Repeat the entries below word for word, though any picture in them should be dropped.

**DATA FOR THIS EXERCISE**.
►
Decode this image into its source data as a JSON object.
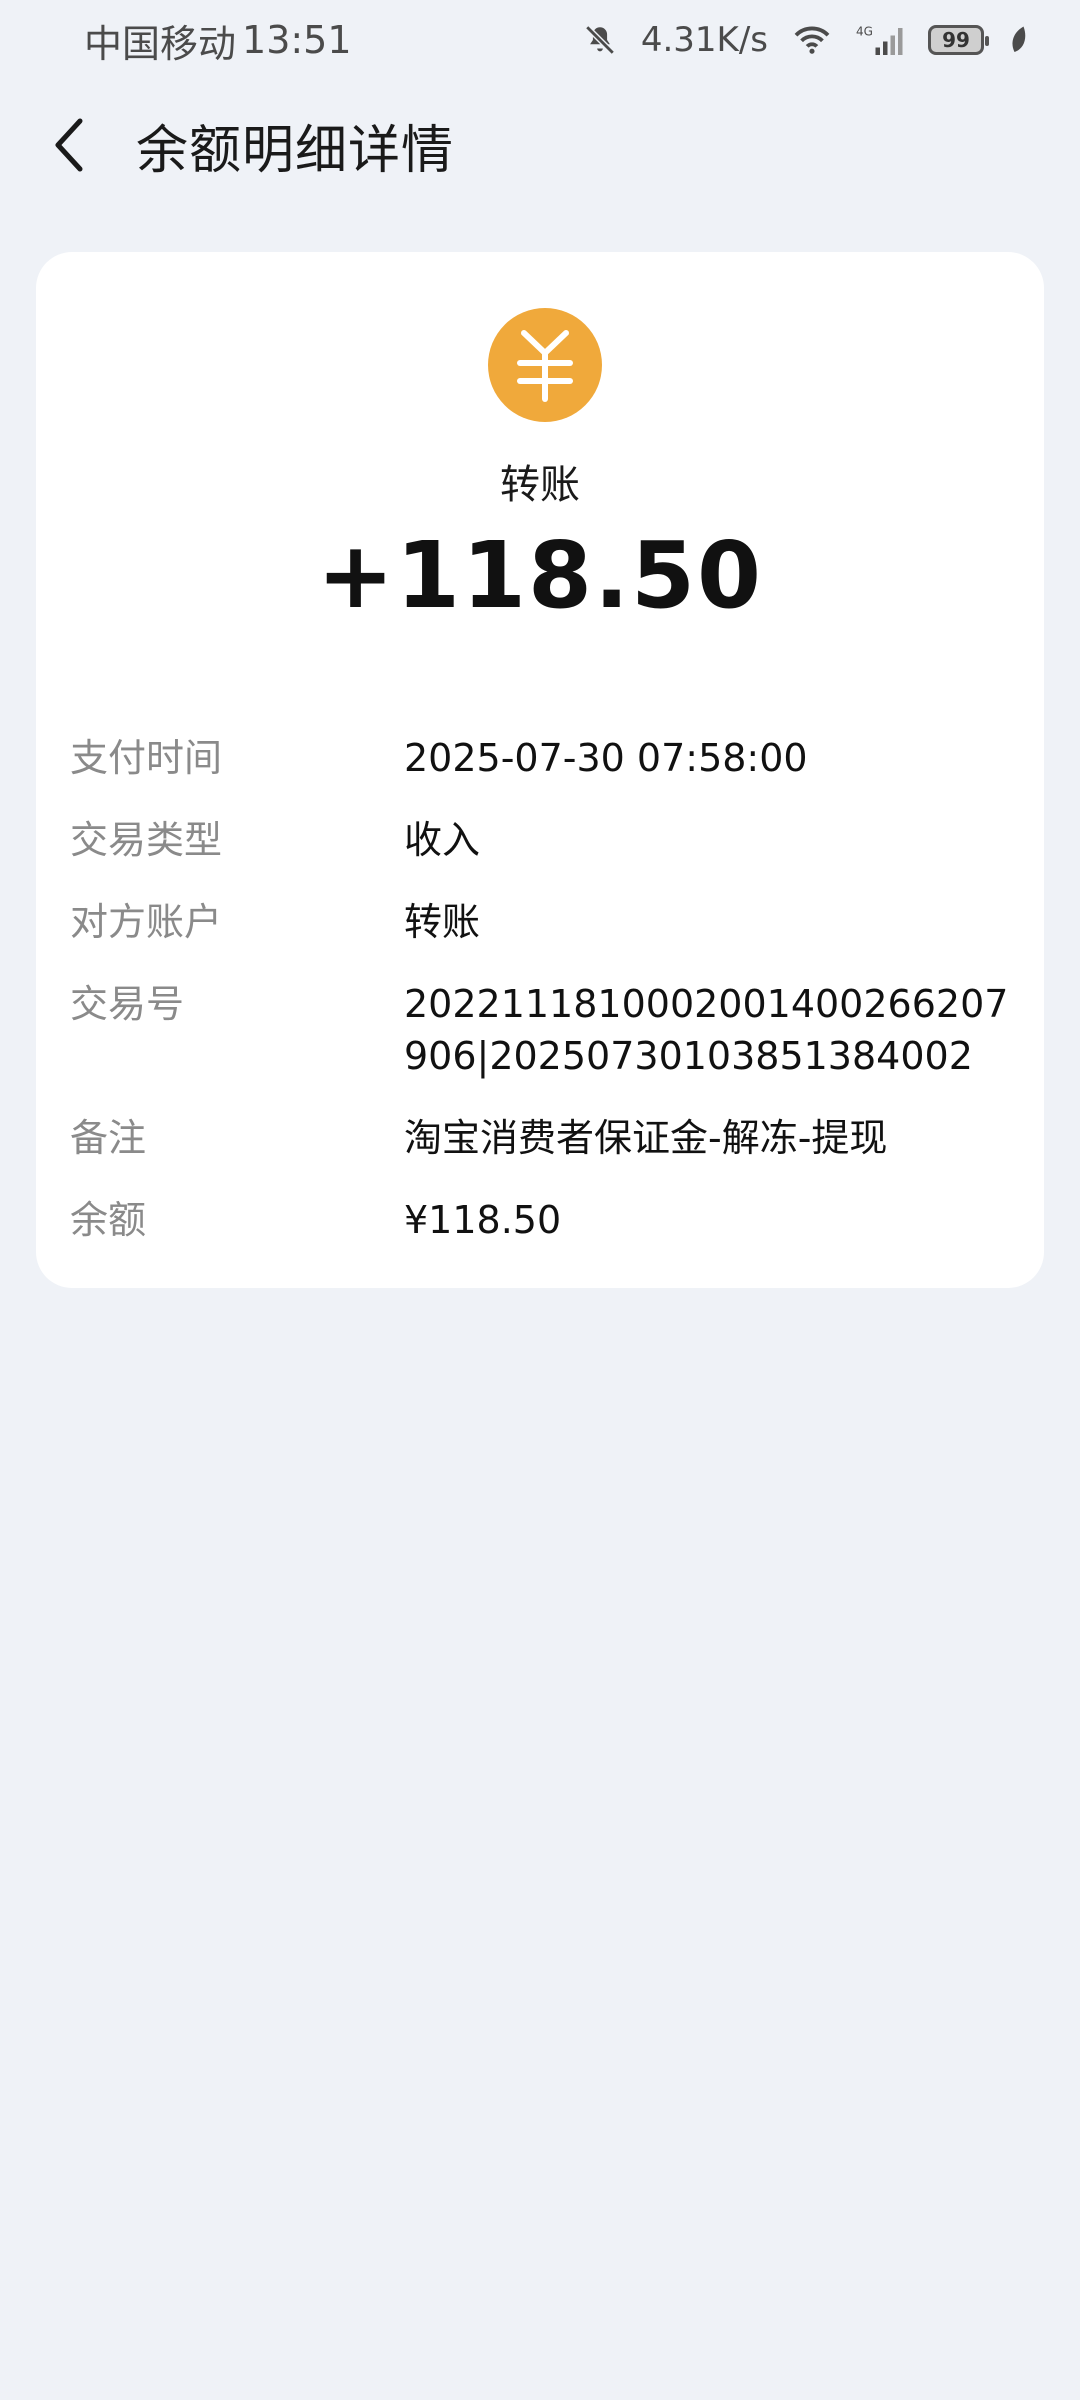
{
  "status_bar": {
    "carrier": "中国移动",
    "time": "13:51",
    "net_speed": "4.31K/s",
    "battery": "99",
    "icons": [
      "mute-bell-icon",
      "wifi-icon",
      "signal-4g-icon",
      "battery-icon",
      "leaf-icon"
    ]
  },
  "header": {
    "title": "余额明细详情",
    "back_icon": "chevron-left-icon"
  },
  "card": {
    "icon": "yuan-coin-icon",
    "icon_color": "#f0a93b",
    "tx_type": "转账",
    "amount": "+118.50",
    "details": [
      {
        "label": "支付时间",
        "value": "2025-07-30 07:58:00"
      },
      {
        "label": "交易类型",
        "value": "收入"
      },
      {
        "label": "对方账户",
        "value": "转账"
      },
      {
        "label": "交易号",
        "value": "2022111810002001400266207906|20250730103851384002"
      },
      {
        "label": "备注",
        "value": "淘宝消费者保证金-解冻-提现"
      },
      {
        "label": "余额",
        "value": "¥118.50"
      }
    ]
  }
}
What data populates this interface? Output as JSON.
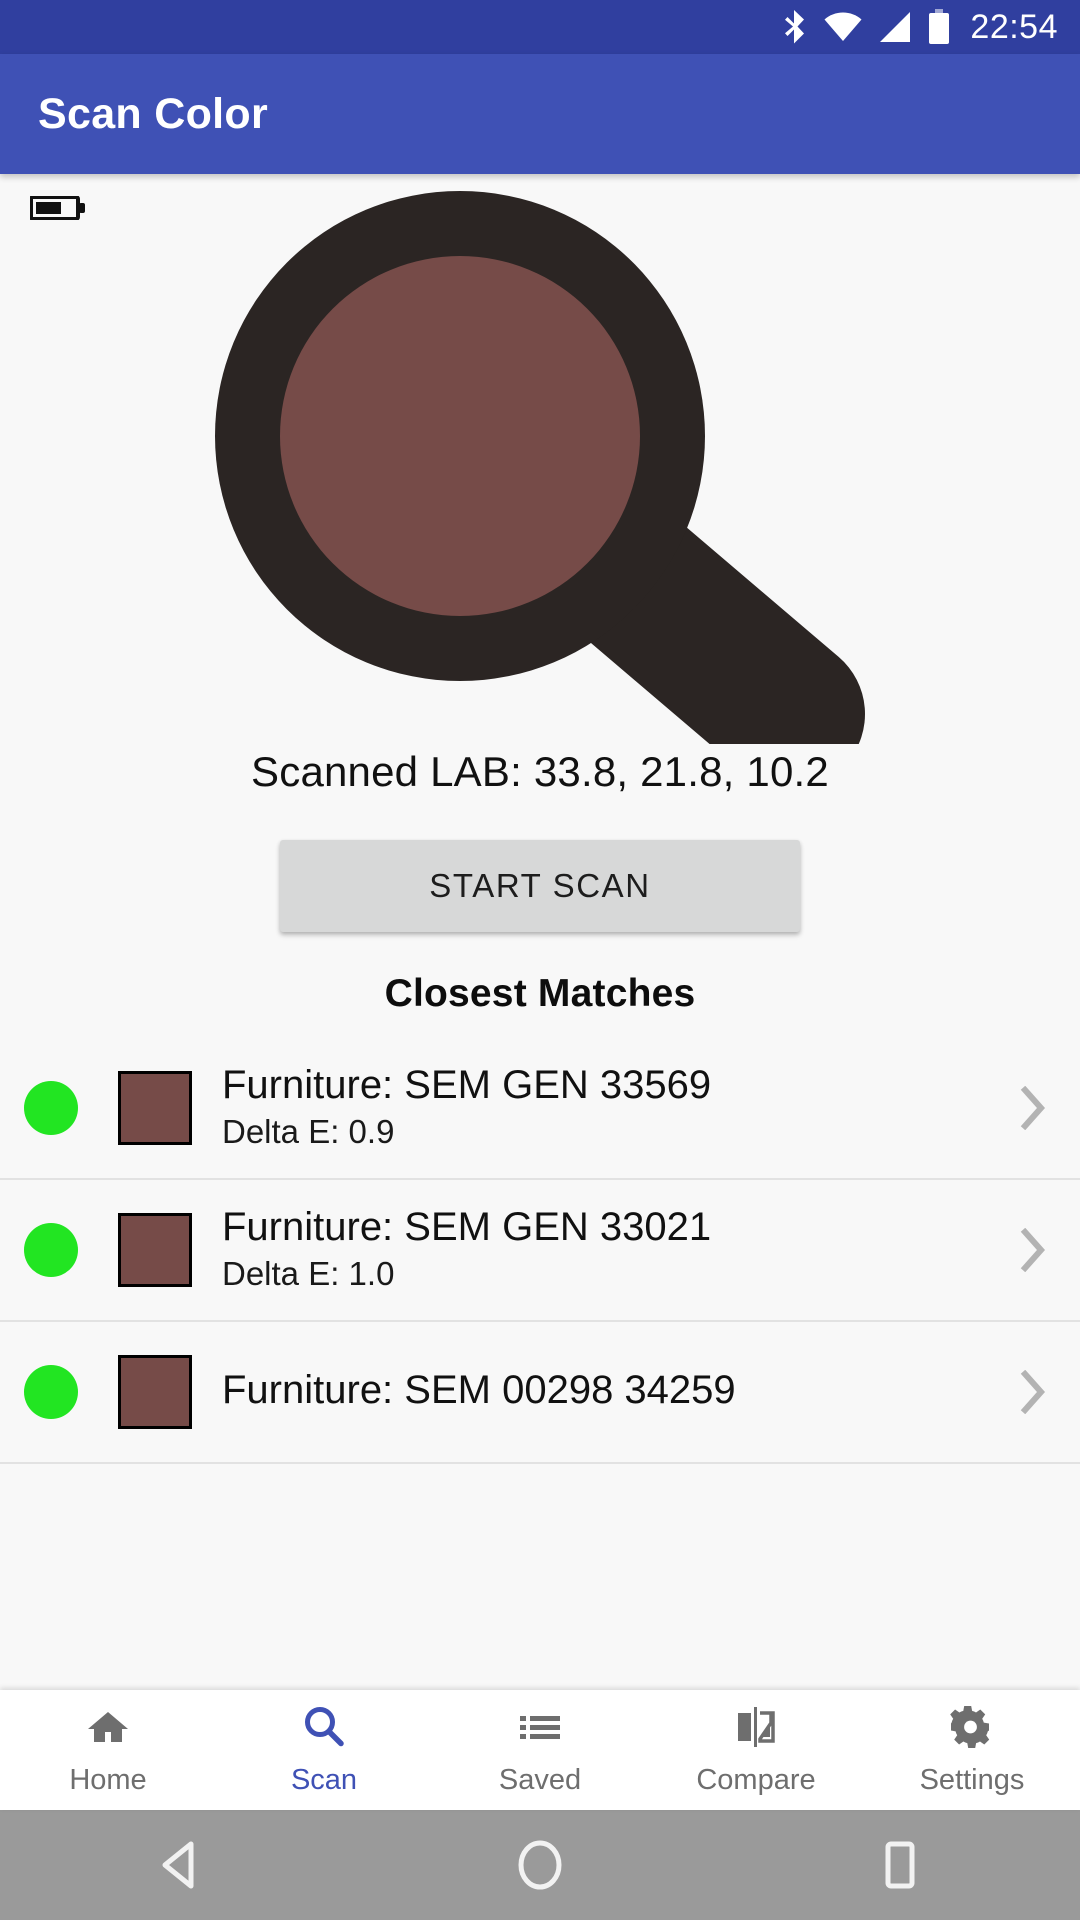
{
  "status_bar": {
    "time": "22:54",
    "icons": [
      "bluetooth-icon",
      "wifi-icon",
      "cellular-signal-icon",
      "battery-icon"
    ]
  },
  "app_bar": {
    "title": "Scan Color"
  },
  "main": {
    "device_battery_icon": "battery-horizontal-icon",
    "hero_icon": "magnifier-color-preview-icon",
    "scanned_color_hex": "#764B48",
    "magnifier_frame_hex": "#2B2523",
    "scanned_lab_label": "Scanned LAB: 33.8, 21.8, 10.2",
    "start_scan_label": "START SCAN",
    "matches_heading": "Closest Matches",
    "matches": [
      {
        "status_dot_hex": "#22E522",
        "swatch_hex": "#764B48",
        "title": "Furniture: SEM GEN 33569",
        "delta": "Delta E: 0.9",
        "chevron": "chevron-right-icon"
      },
      {
        "status_dot_hex": "#22E522",
        "swatch_hex": "#764B48",
        "title": "Furniture: SEM GEN 33021",
        "delta": "Delta E: 1.0",
        "chevron": "chevron-right-icon"
      },
      {
        "status_dot_hex": "#22E522",
        "swatch_hex": "#764B48",
        "title": "Furniture: SEM 00298 34259",
        "delta": "",
        "chevron": "chevron-right-icon"
      }
    ]
  },
  "bottom_nav": {
    "active_color": "#3f51b5",
    "inactive_color": "#6e6e6e",
    "items": [
      {
        "label": "Home",
        "icon": "home-icon",
        "active": false
      },
      {
        "label": "Scan",
        "icon": "search-icon",
        "active": true
      },
      {
        "label": "Saved",
        "icon": "list-icon",
        "active": false
      },
      {
        "label": "Compare",
        "icon": "compare-flip-icon",
        "active": false
      },
      {
        "label": "Settings",
        "icon": "gear-icon",
        "active": false
      }
    ]
  },
  "android_nav": {
    "back": "back-triangle-icon",
    "home": "home-circle-icon",
    "recents": "recents-square-icon"
  }
}
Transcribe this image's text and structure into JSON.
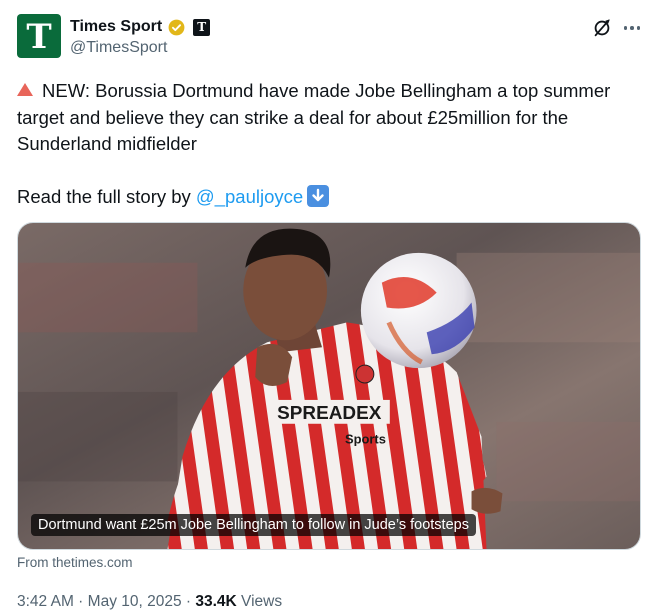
{
  "account": {
    "avatar_letter": "T",
    "display_name": "Times Sport",
    "affiliate_badge": "T",
    "handle": "@TimesSport",
    "brand_color": "#0a6b3b"
  },
  "tweet": {
    "line1_icon": "red-triangle-up-icon",
    "text": "NEW: Borussia Dortmund have made Jobe Bellingham a top summer target and believe they can strike a deal for about £25million for the Sunderland midfielder",
    "read_prefix": "Read the full story by ",
    "mention": "@_pauljoyce",
    "read_suffix_icon": "down-arrow-emoji-icon"
  },
  "card": {
    "caption": "Dortmund want £25m Jobe Bellingham to follow in Jude’s footsteps",
    "source": "From thetimes.com",
    "shirt_sponsor": "SPREADEX",
    "shirt_sponsor_sub": "Sports"
  },
  "meta": {
    "time": "3:42 AM",
    "sep1": " · ",
    "date": "May 10, 2025",
    "sep2": " · ",
    "views_count": "33.4K",
    "views_label": " Views"
  },
  "colors": {
    "text": "#0f1419",
    "secondary": "#536471",
    "link": "#1d9bf0"
  }
}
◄
**WRITTEN REPLY**.
Decode this image into its source data as a JSON object.
{
  "status_bar": {
    "carrier": "中国移动",
    "time": "13:51",
    "net_speed": "4.31K/s",
    "battery": "99",
    "icons": [
      "mute-bell-icon",
      "wifi-icon",
      "signal-4g-icon",
      "battery-icon",
      "leaf-icon"
    ]
  },
  "header": {
    "title": "余额明细详情",
    "back_icon": "chevron-left-icon"
  },
  "card": {
    "icon": "yuan-coin-icon",
    "icon_color": "#f0a93b",
    "tx_type": "转账",
    "amount": "+118.50",
    "details": [
      {
        "label": "支付时间",
        "value": "2025-07-30 07:58:00"
      },
      {
        "label": "交易类型",
        "value": "收入"
      },
      {
        "label": "对方账户",
        "value": "转账"
      },
      {
        "label": "交易号",
        "value": "2022111810002001400266207906|20250730103851384002"
      },
      {
        "label": "备注",
        "value": "淘宝消费者保证金-解冻-提现"
      },
      {
        "label": "余额",
        "value": "¥118.50"
      }
    ]
  }
}
What data populates this interface? Output as JSON.
{
  "status_bar": {
    "time": "22:54",
    "icons": [
      "bluetooth-icon",
      "wifi-icon",
      "cellular-signal-icon",
      "battery-icon"
    ]
  },
  "app_bar": {
    "title": "Scan Color"
  },
  "main": {
    "device_battery_icon": "battery-horizontal-icon",
    "hero_icon": "magnifier-color-preview-icon",
    "scanned_color_hex": "#764B48",
    "magnifier_frame_hex": "#2B2523",
    "scanned_lab_label": "Scanned LAB: 33.8, 21.8, 10.2",
    "start_scan_label": "START SCAN",
    "matches_heading": "Closest Matches",
    "matches": [
      {
        "status_dot_hex": "#22E522",
        "swatch_hex": "#764B48",
        "title": "Furniture: SEM GEN 33569",
        "delta": "Delta E: 0.9",
        "chevron": "chevron-right-icon"
      },
      {
        "status_dot_hex": "#22E522",
        "swatch_hex": "#764B48",
        "title": "Furniture: SEM GEN 33021",
        "delta": "Delta E: 1.0",
        "chevron": "chevron-right-icon"
      },
      {
        "status_dot_hex": "#22E522",
        "swatch_hex": "#764B48",
        "title": "Furniture: SEM 00298 34259",
        "delta": "",
        "chevron": "chevron-right-icon"
      }
    ]
  },
  "bottom_nav": {
    "active_color": "#3f51b5",
    "inactive_color": "#6e6e6e",
    "items": [
      {
        "label": "Home",
        "icon": "home-icon",
        "active": false
      },
      {
        "label": "Scan",
        "icon": "search-icon",
        "active": true
      },
      {
        "label": "Saved",
        "icon": "list-icon",
        "active": false
      },
      {
        "label": "Compare",
        "icon": "compare-flip-icon",
        "active": false
      },
      {
        "label": "Settings",
        "icon": "gear-icon",
        "active": false
      }
    ]
  },
  "android_nav": {
    "back": "back-triangle-icon",
    "home": "home-circle-icon",
    "recents": "recents-square-icon"
  }
}
Transcribe this image's text and structure into JSON.
{
  "account": {
    "avatar_letter": "T",
    "display_name": "Times Sport",
    "affiliate_badge": "T",
    "handle": "@TimesSport",
    "brand_color": "#0a6b3b"
  },
  "tweet": {
    "line1_icon": "red-triangle-up-icon",
    "text": "NEW: Borussia Dortmund have made Jobe Bellingham a top summer target and believe they can strike a deal for about £25million for the Sunderland midfielder",
    "read_prefix": "Read the full story by ",
    "mention": "@_pauljoyce",
    "read_suffix_icon": "down-arrow-emoji-icon"
  },
  "card": {
    "caption": "Dortmund want £25m Jobe Bellingham to follow in Jude’s footsteps",
    "source": "From thetimes.com",
    "shirt_sponsor": "SPREADEX",
    "shirt_sponsor_sub": "Sports"
  },
  "meta": {
    "time": "3:42 AM",
    "sep1": " · ",
    "date": "May 10, 2025",
    "sep2": " · ",
    "views_count": "33.4K",
    "views_label": " Views"
  },
  "colors": {
    "text": "#0f1419",
    "secondary": "#536471",
    "link": "#1d9bf0"
  }
}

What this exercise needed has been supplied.